L&S: First-Year Pathways

California and Water (Fall 2023)


  • Art and Literature
  • Biological Sciences
  • Social and Behavioral Sciences

Water resource challenges are among the most significant climate issues facing Californians. This cluster brings together a suite of courses in multimedia arts practice, the history of California’s natural world, and the development of its cities, in order to think about how Californians use water now and in the future. The hub course in Art Practice will introduce students to media art production with the end goal of advancing popular conceptions about water, and will culminate in a multimedia gallery exhibit about Water and California at the Worth Ryder Gallery on the Berkeley Campus. Participants will explore these issues in the wing courses in light of the history of California’s natural environment, and also in its urban development.
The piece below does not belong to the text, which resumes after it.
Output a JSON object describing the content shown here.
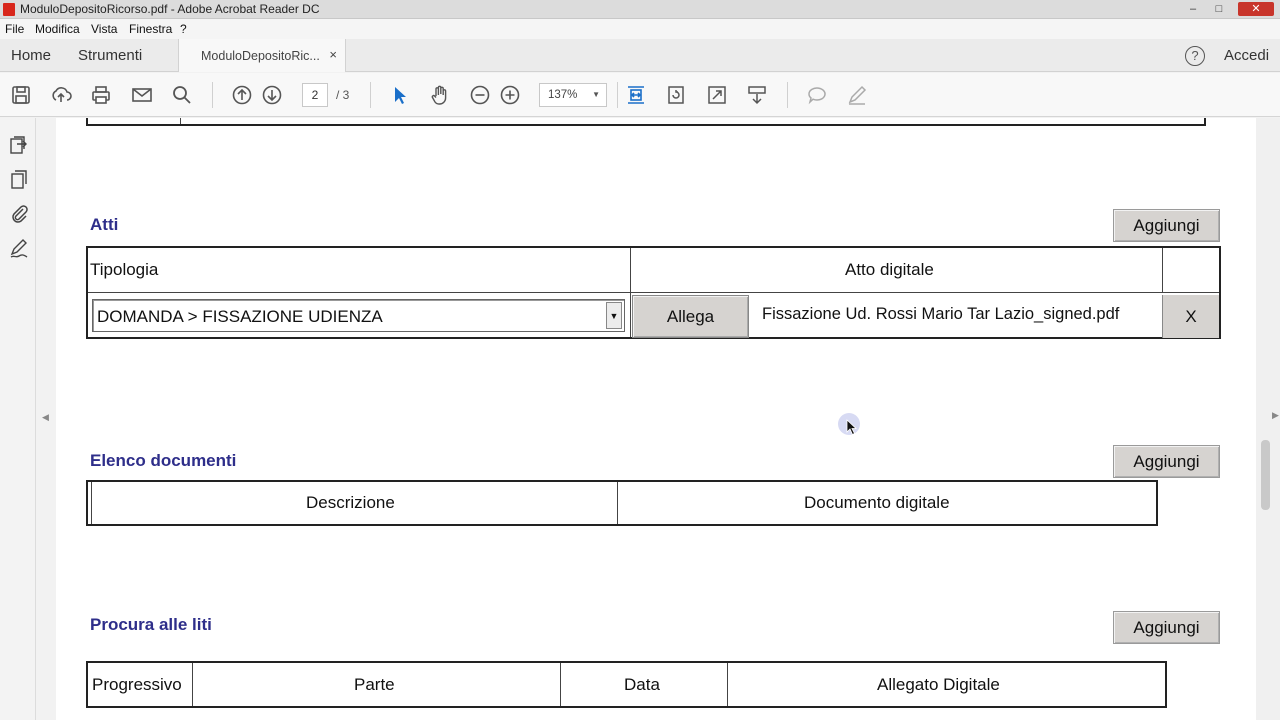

The hub course for this cluster will involve two mandatory field trips, one of which requires moderate hiking (for which alternative activities are available as needed for those requiring accommodations):

  • September 15, 2023 at 9:00 am-5:00 pm: Lake Merritt in Oakland.
  • September 29, 2023 at 6:00 am – 10:00 pm: Hetch Hetchy in Yosemite National Park. 


There will be no additional costs for either of these trips (L&S Pathways will cover transportation, entrance fees, and lunch on these days), but they are mandatory and you must be able to fit them into your schedule. Please only sign up for this cluster if you can commit to these trips. 

Please note that this cluster is 10 units. You will need to enroll in at least 3 more units to meet your minimum units (13) for full time student status. We recommend talking to your L&S Advisor for suggestions, during Golden Bear Advising. Consider the following 1-2 unit class options:

Meeting Schedule
Art Practice 30: Friday 9a-1p
Geography 50AC: Tu/Th 12.30-2p, discussion section Mon 11a-12p
Integrative Bio 11: Tu/Th 11a-12p. discussion section Fri 3-4p

Hub   Art Practice 30: Water, Art, and California
3 Units, Art and Literature breadth

Water is one of the most precarious resources in California, yet many people believe the water supply to be unlimited. The arts and visual cultures contribute to such popular misconceptions of natural resources, but media art can also help people develop more accurate and relevant conceptions of natural resources. The course introduces students to interdisciplinary creative research and media art production with the end goal of advancing popular conceptions about water. Students study water cultures in California from the 1750’s onwards and experience a wide range of watercourses and waterworks  to inspire new art. Students will make art projects that include data visualization, short fiction, billboard designs, and interactive gallery displays. This course will include the two mandatory field trips noted above. 

Instructor: Greg Niemeyer

Wing 1  Integrative Biology 11: The Natural History of California
3 Units, Biological Sciences breadth

An introduction to the biomes, plants, and animals of California. The lectures explore natural history as the foundation of the sciences, including geology, paleontology, environmental history, botany, zoology, ecology, and conservation. The field labs include activities on campus and in protected areas near Berkeley. The course is open to all students without prerequisite and provides a foundation for advanced study in the life sciences and field biology.

Instructor: Alan Shabel

Wing 2  Geography 50AC: California 
4 Units, Social and Behavioral Science breadth

California had been called “the great exception” and “America, only more so.” Yet few of us pay attention to its distinctive traits and to its effects beyond our borders. California may be “a state of mind,” but it is also the most dynamic place in the most powerful country in the world, and would be the 8th largest economy if it were a country. Its wealth has been built on mining, agriculture, industry, trade, and finance. Natural abundance and geographic advantage have played their parts, but the state’s greatest resource has been its wealth and diversity of people, who have made it a center of technological and cultural innovation from Hollywood to Silicon Valley. Yet California has a dark side of exploitation and racialization.

Instructor: Seth Lunine